→ Assigned task:
Work out how many lines in the records below include the string "JSON", and reply with that number alone.

---- Material for the task

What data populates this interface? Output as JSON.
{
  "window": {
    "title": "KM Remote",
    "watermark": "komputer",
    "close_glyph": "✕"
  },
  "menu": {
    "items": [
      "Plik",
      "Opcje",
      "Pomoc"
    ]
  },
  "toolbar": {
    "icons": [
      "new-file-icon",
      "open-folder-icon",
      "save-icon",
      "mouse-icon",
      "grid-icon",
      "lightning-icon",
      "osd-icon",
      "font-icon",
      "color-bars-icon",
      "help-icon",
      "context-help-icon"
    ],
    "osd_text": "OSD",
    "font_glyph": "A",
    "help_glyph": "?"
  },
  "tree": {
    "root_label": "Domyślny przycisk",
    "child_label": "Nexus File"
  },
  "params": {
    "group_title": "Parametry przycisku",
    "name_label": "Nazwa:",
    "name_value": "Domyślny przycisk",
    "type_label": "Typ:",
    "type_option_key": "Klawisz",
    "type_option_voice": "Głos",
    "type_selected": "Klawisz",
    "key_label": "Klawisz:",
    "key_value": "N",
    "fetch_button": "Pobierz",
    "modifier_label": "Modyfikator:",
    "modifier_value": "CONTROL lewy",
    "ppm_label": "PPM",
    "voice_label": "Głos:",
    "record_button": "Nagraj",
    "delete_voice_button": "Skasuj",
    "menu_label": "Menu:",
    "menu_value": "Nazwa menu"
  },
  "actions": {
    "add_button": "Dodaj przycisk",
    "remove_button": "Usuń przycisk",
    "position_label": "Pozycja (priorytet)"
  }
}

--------
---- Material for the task

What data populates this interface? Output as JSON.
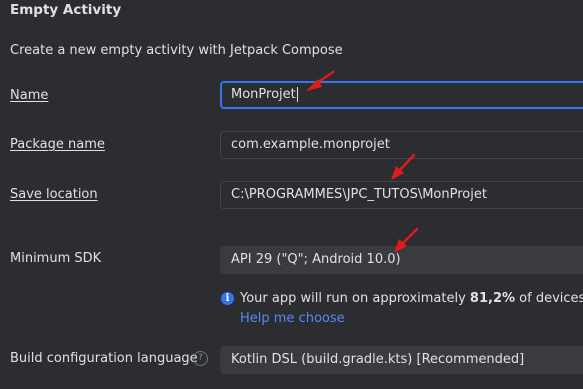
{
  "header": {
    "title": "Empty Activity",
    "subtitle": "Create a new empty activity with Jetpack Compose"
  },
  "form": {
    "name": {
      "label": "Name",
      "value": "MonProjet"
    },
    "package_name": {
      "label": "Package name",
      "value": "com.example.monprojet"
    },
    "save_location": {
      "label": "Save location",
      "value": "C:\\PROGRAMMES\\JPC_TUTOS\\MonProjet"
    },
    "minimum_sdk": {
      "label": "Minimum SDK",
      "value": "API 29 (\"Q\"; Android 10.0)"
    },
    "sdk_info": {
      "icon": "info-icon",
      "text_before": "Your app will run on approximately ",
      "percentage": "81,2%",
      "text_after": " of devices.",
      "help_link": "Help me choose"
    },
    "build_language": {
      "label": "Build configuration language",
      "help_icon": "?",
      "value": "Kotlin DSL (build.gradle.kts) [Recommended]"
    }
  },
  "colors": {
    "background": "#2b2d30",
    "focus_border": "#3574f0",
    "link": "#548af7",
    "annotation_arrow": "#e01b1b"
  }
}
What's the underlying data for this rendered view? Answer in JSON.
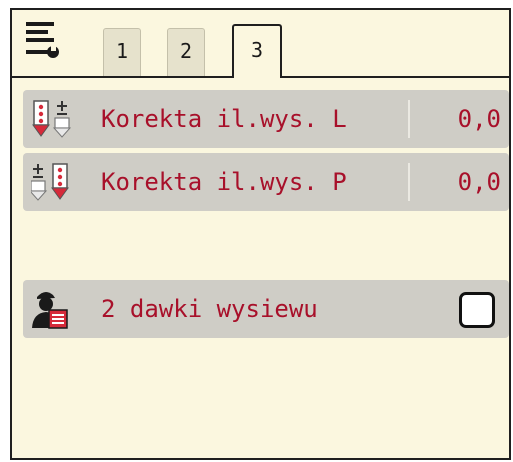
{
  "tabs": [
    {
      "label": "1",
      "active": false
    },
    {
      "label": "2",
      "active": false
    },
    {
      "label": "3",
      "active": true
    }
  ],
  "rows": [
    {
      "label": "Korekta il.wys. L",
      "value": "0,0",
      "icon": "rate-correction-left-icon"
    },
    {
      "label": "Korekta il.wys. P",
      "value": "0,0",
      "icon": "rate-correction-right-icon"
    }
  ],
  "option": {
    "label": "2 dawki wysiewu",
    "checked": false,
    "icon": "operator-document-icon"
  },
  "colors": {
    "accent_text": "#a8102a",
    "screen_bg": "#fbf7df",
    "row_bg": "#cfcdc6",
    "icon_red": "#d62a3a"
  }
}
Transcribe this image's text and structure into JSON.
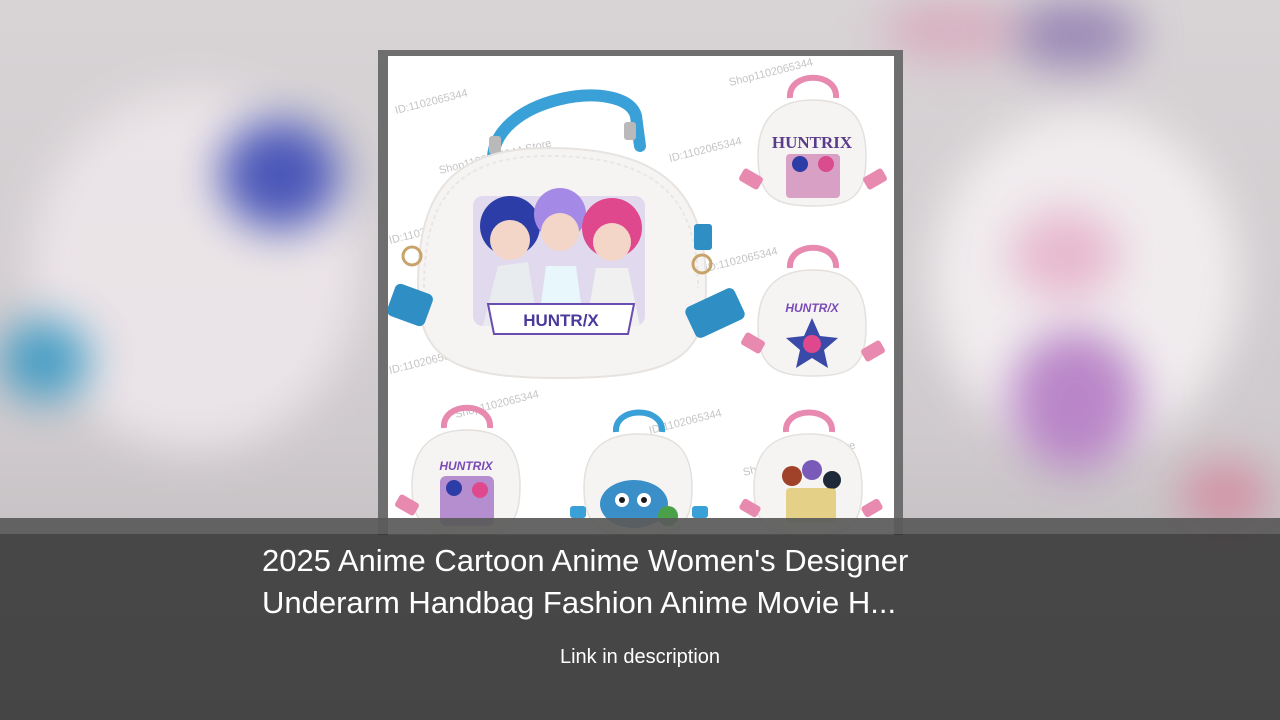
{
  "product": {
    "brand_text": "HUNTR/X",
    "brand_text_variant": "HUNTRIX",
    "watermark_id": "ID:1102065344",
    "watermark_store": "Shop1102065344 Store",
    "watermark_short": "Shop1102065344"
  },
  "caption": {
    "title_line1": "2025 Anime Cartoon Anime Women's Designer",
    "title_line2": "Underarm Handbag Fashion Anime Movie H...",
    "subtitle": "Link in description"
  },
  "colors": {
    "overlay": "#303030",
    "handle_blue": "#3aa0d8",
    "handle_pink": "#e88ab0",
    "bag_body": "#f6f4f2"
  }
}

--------
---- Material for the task

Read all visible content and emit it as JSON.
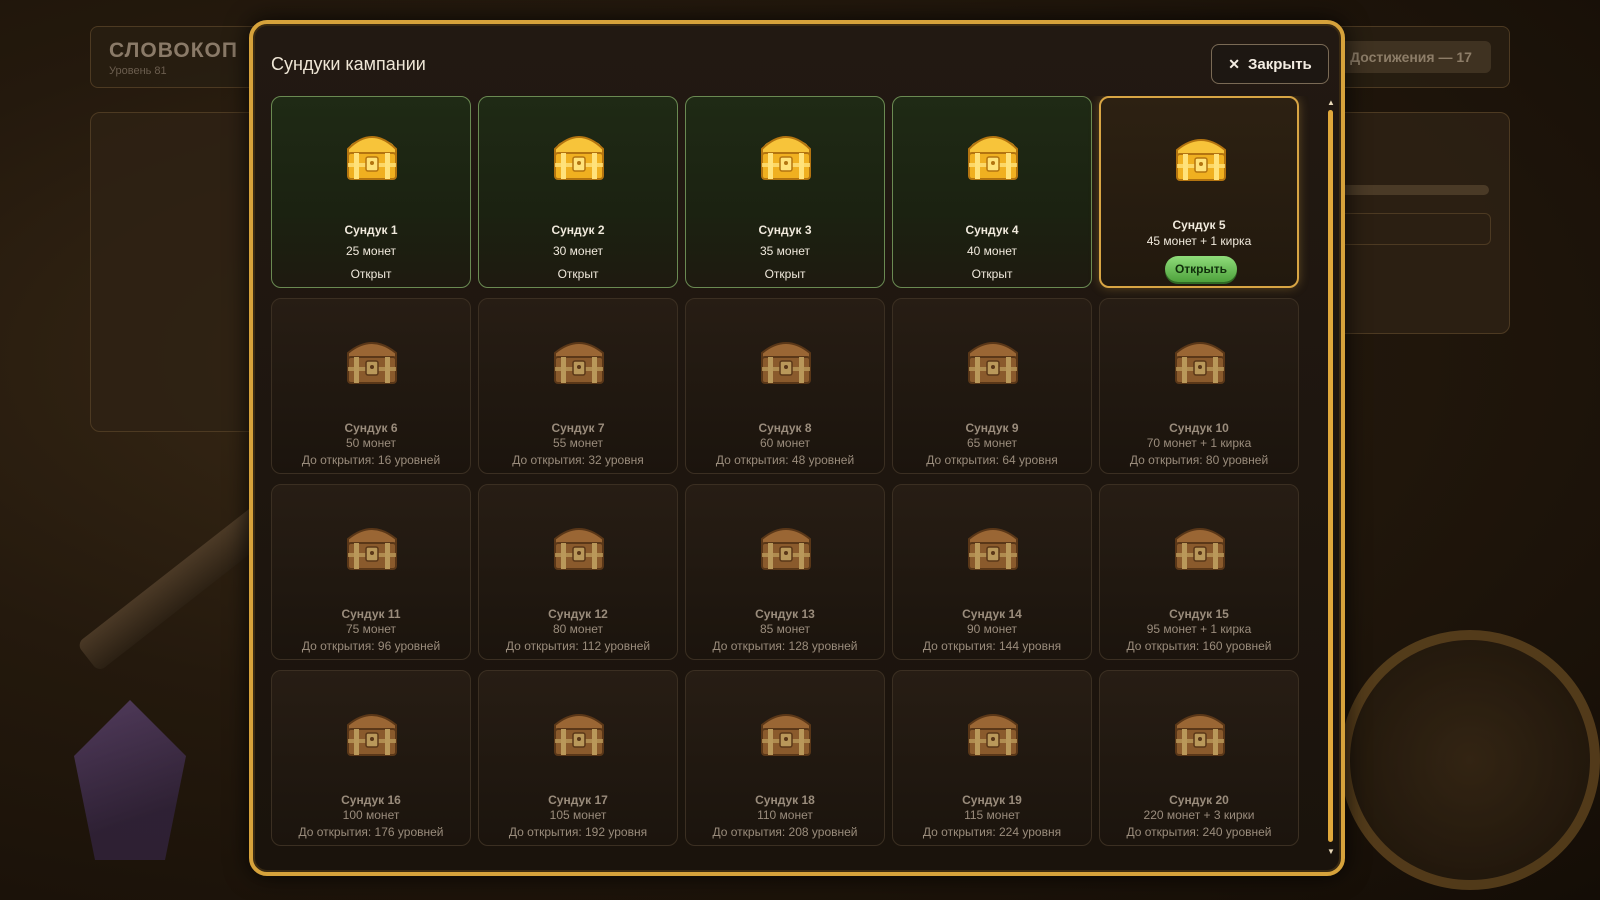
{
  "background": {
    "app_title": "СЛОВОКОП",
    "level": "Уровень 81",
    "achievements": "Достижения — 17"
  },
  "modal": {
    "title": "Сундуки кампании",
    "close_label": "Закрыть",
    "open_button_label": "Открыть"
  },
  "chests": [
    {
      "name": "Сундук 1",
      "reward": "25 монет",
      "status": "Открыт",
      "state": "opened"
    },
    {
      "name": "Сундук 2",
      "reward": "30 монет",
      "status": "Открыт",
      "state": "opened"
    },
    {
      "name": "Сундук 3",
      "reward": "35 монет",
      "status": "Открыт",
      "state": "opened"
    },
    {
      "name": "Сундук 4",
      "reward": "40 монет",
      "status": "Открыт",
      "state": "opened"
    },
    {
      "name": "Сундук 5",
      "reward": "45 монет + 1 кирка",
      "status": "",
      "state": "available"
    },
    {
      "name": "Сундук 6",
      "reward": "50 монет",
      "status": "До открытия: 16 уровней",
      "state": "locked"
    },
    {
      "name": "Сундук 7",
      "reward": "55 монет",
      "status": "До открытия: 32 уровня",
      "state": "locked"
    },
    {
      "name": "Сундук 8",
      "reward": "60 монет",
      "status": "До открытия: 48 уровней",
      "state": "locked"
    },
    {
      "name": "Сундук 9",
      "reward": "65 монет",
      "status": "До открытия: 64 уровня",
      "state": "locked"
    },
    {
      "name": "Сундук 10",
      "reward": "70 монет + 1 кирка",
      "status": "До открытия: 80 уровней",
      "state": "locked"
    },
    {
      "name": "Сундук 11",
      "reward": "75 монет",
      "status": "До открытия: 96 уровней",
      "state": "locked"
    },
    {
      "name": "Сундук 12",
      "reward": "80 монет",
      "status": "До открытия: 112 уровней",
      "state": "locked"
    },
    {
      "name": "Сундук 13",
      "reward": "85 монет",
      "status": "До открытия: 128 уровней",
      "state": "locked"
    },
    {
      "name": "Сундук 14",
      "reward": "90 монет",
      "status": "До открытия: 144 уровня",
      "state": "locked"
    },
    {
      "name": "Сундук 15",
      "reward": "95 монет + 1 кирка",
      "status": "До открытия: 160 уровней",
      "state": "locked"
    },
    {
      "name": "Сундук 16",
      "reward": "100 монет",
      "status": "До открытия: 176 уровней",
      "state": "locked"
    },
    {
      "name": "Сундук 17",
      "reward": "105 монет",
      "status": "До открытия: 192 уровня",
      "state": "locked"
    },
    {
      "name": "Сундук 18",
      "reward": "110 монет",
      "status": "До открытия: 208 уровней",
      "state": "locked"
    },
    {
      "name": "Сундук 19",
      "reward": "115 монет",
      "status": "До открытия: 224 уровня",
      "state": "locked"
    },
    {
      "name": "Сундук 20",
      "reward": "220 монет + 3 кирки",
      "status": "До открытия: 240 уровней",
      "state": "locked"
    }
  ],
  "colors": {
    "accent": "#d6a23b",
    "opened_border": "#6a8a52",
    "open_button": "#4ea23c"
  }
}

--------

→ Task response:
5